Exercise aim: Please go line by line through the material and copy each one containing the word "search".

Information given:

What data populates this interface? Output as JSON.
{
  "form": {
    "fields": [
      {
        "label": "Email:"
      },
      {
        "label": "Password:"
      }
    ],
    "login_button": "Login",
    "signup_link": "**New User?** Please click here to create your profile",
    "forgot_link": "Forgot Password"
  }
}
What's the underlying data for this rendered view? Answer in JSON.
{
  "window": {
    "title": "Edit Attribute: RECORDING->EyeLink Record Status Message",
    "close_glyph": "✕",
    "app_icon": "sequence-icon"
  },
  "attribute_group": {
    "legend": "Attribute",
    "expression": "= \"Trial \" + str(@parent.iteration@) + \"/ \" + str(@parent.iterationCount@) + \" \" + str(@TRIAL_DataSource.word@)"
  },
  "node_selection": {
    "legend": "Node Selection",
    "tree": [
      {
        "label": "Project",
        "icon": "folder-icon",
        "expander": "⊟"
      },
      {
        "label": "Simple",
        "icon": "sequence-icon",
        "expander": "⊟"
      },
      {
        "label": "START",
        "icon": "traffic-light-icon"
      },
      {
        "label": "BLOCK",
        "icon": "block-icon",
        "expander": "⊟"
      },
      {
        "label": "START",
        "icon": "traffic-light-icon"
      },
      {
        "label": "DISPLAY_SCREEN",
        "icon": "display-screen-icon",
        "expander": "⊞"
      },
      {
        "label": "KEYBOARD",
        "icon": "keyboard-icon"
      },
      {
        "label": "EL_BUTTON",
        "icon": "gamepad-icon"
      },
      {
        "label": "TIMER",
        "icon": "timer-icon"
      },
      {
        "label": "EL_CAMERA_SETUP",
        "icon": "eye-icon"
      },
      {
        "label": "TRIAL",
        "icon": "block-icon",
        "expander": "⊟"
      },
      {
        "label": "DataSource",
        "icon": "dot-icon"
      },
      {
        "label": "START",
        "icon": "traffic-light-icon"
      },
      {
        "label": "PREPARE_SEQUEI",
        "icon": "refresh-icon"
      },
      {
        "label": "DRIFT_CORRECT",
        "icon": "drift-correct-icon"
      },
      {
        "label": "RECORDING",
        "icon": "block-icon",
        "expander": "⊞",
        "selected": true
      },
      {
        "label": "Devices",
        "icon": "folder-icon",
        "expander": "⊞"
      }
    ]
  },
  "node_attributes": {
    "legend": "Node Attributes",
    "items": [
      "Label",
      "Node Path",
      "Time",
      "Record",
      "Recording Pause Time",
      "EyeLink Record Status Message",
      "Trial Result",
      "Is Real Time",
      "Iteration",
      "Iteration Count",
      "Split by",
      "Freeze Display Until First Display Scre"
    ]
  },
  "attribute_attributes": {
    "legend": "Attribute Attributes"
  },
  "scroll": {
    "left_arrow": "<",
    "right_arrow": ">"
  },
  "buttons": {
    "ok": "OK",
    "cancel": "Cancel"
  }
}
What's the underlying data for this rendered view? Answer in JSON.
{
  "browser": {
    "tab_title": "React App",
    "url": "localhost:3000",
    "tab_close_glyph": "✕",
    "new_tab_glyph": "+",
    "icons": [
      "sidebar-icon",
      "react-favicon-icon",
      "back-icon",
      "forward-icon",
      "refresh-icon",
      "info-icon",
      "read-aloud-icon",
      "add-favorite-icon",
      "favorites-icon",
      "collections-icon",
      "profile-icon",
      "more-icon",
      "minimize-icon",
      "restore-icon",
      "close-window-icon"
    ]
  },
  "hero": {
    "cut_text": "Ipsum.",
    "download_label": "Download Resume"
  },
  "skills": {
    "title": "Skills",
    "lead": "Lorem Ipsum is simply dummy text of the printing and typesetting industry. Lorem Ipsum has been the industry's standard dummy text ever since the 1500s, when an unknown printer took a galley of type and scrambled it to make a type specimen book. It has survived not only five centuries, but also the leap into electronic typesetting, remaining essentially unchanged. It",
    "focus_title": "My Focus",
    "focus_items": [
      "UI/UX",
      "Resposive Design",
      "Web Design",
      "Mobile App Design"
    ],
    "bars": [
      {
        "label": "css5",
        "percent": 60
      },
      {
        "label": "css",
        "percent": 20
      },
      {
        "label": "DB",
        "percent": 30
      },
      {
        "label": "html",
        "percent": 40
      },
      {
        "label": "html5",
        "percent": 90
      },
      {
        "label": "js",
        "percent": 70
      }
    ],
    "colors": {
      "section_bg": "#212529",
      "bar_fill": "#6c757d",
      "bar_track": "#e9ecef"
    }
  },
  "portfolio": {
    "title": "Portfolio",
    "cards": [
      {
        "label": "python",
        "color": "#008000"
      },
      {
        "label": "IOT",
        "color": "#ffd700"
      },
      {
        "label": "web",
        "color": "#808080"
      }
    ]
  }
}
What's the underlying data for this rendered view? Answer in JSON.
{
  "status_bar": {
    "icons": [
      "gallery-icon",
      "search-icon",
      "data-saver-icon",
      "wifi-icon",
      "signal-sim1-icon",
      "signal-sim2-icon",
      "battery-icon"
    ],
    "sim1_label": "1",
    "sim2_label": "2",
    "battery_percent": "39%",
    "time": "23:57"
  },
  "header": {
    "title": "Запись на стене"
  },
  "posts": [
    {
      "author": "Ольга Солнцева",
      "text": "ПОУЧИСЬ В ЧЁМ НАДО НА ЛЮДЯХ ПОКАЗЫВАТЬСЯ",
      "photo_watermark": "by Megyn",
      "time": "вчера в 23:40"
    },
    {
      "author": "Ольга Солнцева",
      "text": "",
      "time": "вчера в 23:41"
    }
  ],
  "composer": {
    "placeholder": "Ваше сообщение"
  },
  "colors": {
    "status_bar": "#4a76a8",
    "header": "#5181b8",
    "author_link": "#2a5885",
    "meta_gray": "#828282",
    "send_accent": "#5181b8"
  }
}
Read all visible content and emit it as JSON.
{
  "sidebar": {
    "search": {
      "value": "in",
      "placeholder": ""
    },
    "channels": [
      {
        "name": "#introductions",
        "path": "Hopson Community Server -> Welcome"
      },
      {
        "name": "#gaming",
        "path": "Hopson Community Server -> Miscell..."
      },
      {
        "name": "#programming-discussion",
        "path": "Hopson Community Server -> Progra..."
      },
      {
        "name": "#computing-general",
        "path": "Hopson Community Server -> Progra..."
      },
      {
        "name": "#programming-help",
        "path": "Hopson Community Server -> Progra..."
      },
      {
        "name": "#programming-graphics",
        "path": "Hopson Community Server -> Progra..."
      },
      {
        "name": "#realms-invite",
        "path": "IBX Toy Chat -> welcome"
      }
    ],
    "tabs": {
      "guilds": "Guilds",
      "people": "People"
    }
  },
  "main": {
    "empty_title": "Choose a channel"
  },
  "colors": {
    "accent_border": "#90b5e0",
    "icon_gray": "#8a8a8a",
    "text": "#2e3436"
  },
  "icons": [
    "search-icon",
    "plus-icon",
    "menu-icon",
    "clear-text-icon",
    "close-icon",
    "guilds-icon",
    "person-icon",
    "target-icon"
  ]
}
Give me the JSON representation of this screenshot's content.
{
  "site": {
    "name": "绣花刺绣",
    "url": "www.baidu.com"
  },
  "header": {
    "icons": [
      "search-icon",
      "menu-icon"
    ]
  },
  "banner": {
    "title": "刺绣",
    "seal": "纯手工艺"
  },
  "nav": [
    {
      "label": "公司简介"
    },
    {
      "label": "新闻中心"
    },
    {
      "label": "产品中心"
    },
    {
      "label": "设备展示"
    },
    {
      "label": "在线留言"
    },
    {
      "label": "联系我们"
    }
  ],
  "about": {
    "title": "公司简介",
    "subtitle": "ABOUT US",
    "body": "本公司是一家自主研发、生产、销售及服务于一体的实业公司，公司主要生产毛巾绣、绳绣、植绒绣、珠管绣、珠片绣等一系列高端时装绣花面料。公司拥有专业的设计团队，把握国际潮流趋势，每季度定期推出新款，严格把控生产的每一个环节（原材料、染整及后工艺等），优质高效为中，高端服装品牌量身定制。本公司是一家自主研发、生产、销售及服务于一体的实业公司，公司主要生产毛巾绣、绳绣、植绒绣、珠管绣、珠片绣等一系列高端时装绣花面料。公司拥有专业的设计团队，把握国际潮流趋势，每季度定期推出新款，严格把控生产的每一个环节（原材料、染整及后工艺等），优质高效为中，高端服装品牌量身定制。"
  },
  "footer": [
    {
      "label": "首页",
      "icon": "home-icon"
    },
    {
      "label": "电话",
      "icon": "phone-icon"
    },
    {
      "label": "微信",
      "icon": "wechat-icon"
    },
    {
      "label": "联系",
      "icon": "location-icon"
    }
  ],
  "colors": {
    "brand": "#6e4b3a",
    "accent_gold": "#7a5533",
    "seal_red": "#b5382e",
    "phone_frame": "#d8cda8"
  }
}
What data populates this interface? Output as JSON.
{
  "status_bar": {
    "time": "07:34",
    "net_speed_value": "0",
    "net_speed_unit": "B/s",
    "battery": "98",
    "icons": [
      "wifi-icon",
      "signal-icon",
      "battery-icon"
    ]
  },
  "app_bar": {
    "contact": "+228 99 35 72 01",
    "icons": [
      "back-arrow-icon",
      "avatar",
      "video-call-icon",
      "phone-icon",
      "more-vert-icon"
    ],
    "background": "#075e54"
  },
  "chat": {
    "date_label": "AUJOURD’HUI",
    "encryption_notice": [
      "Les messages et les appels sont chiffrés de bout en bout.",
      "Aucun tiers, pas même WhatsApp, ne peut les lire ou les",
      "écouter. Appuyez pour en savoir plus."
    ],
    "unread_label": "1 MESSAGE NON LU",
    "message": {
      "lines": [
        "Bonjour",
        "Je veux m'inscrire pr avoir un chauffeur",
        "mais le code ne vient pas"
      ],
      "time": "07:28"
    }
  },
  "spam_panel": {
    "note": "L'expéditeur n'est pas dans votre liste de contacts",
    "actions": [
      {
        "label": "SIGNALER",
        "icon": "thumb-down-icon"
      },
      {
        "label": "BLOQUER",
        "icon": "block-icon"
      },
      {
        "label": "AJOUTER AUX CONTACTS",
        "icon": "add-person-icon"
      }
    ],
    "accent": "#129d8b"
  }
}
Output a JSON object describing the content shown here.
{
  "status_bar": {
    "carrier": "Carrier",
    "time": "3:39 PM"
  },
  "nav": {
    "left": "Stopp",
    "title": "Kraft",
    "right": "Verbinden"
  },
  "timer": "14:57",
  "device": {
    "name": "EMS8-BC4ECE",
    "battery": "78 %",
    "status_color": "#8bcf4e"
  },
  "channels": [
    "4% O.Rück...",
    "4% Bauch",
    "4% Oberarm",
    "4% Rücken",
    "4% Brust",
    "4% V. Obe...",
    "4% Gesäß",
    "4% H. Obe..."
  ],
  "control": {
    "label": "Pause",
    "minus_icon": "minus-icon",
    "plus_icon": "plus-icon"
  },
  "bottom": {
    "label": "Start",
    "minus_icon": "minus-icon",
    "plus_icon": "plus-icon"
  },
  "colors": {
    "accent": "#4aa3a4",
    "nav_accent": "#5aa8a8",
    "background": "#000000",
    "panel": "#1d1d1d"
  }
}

Task answer:
      "search-icon",
    "search": {
    "search-icon",
      "search-icon",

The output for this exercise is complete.